The alternative options
The latest research on acupuncture is encouraging – at least for couples going through in vitro fertilisation (IVF). According to recent studies, women who had acupuncture during fertility treatment were more likely to get pregnant.
In China, acupuncture is widely believed to unblock the flow of chi (energy) in the body, increasing blood flow to fertility organs and helping them to function more efficiently. Its stress-relieving properties are also thought to assist conception.
There’s anecdotal evidence – but no clinical research – to suggest that reflexology (manipulating pressure points in the feet to boost energy flow around the body) helps women conceive.
Exponents of homeopathy (in which a remedy containing a low dose of the patient’s condition is used to stimulate the body’s defences) believe the therapy can help with fertility problems.
‘To boost fertility, I give women a 30C dose of folliculinum,’ says expert GP Dr Jeni Worden, who uses homeopathy in her practice. ‘I’d also recommend seeing a registered homeopathic doctor, who may prescribe a constitutional holistic remedy such as pulsatilla, to help rebalance the body systems.’

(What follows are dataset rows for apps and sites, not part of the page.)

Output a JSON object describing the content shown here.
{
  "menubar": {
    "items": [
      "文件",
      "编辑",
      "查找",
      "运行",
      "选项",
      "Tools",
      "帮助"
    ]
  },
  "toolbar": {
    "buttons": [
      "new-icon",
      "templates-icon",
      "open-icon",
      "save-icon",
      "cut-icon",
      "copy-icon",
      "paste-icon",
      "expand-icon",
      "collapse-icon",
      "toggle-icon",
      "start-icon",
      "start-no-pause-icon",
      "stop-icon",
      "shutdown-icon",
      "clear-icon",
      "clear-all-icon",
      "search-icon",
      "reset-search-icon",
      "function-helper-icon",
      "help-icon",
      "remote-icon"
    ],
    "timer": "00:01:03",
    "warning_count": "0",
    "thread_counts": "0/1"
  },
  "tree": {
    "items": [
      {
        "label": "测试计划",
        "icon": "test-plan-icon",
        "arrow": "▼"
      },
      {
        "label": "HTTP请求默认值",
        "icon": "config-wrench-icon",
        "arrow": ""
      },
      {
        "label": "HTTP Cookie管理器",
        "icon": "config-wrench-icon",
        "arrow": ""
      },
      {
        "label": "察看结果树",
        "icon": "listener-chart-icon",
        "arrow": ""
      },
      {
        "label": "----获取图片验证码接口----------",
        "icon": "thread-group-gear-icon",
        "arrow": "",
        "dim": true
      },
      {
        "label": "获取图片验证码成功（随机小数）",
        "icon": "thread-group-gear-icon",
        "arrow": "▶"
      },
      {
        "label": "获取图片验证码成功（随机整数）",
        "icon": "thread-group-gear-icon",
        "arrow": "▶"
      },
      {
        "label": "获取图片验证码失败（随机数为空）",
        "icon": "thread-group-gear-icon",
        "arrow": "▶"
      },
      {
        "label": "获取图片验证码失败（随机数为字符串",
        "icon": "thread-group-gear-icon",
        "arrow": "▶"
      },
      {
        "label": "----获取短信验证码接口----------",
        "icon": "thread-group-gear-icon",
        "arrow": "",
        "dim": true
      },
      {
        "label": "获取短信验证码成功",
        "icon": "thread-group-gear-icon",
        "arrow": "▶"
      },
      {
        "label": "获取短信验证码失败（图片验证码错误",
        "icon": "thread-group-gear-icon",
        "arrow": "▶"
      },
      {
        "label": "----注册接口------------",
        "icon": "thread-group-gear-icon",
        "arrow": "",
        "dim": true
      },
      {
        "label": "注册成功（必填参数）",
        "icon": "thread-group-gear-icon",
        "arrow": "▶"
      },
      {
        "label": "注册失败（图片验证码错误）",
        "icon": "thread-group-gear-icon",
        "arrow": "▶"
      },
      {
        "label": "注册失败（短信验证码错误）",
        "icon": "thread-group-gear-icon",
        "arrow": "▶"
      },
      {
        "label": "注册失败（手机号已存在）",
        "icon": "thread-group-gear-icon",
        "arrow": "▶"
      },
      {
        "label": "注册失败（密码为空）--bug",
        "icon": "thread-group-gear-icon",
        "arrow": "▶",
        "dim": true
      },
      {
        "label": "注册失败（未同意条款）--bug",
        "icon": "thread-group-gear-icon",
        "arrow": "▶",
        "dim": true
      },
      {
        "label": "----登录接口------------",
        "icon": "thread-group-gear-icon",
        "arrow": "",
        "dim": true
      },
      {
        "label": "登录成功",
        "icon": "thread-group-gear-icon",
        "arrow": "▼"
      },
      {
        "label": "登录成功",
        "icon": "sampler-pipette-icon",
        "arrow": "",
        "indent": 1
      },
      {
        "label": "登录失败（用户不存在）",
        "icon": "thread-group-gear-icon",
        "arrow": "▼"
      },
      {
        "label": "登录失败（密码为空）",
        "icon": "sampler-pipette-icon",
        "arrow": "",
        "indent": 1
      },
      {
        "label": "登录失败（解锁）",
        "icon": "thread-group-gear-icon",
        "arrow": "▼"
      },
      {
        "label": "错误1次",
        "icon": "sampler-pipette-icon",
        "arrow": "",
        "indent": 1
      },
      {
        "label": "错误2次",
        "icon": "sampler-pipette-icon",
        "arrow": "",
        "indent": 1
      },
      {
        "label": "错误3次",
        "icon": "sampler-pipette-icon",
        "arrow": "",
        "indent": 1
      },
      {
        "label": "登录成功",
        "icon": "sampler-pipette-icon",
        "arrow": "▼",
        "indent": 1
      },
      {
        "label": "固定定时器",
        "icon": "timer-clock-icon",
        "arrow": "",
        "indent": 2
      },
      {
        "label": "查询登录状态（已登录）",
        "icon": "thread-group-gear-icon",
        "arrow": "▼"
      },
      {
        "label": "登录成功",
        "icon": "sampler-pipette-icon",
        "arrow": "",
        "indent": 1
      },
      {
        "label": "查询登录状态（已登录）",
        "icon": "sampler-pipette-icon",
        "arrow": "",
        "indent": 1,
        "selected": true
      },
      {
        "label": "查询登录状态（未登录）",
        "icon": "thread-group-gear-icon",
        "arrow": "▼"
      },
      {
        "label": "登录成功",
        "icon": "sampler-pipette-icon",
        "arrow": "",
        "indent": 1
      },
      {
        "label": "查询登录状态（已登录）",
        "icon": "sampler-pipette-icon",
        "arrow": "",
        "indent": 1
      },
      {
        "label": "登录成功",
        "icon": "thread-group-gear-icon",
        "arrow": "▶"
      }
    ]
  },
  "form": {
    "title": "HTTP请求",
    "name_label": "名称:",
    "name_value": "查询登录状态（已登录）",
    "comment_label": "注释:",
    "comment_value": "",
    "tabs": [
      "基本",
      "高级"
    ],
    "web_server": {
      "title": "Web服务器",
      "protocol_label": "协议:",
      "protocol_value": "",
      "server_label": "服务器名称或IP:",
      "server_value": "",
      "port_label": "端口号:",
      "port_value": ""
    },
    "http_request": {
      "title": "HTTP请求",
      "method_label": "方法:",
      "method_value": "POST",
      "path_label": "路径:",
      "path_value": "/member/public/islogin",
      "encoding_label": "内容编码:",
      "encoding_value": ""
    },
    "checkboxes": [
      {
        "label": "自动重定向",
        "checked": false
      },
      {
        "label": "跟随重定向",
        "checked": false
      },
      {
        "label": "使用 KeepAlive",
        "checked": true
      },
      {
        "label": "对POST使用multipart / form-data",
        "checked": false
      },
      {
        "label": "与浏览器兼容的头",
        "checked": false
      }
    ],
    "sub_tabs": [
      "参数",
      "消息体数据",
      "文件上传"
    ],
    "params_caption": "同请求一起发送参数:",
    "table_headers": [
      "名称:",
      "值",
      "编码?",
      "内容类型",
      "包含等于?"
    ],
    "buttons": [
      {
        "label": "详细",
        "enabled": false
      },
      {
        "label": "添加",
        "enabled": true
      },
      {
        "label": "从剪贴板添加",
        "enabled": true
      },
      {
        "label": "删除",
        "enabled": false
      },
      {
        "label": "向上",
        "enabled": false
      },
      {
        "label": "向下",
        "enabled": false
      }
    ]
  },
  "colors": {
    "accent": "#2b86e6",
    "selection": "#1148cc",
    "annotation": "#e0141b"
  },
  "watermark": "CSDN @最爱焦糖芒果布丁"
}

Sugaring the pill?
It’s difficult to ascertain whether CAM really works: the placebo effect can be powerful. Despite this, some parents swear by it (for example, after nine miscarriages, one mum went on to have three children – and attributes her success to Chinese herbal medicine).
Don’t worry, be happy
Failing to conceive is very stressful… and being stressed can reduce your chances of conceiving. It’s easy to get trapped in this vicious circle, and although the only tangible benefit of some complementary therapies may be that they promote relaxation, the importance of this shouldn’t be ignored.
Practitioners of nurturing therapies such as aromatherapy and reiki (a healing technique based on non-invasive touch) believe they make women feel less anxious about life in general. Plus, whether you’re having fertility treatment or not, the knowledge that you’re doing something – no matter how unorthodox – to boost your body and soul, can only be uplifting.
As long as you keep an open mind, accept that there are no guarantees that CAM will work, and it’s not hurting you – or your bank balance – there’s no harm in trying the more fringy alternatives.
If you could be pregnant, always check with your GP or midwife before having any complementary or alternative treatments.
Now tell us what worked for you…
Did complementary therapies help you conceive?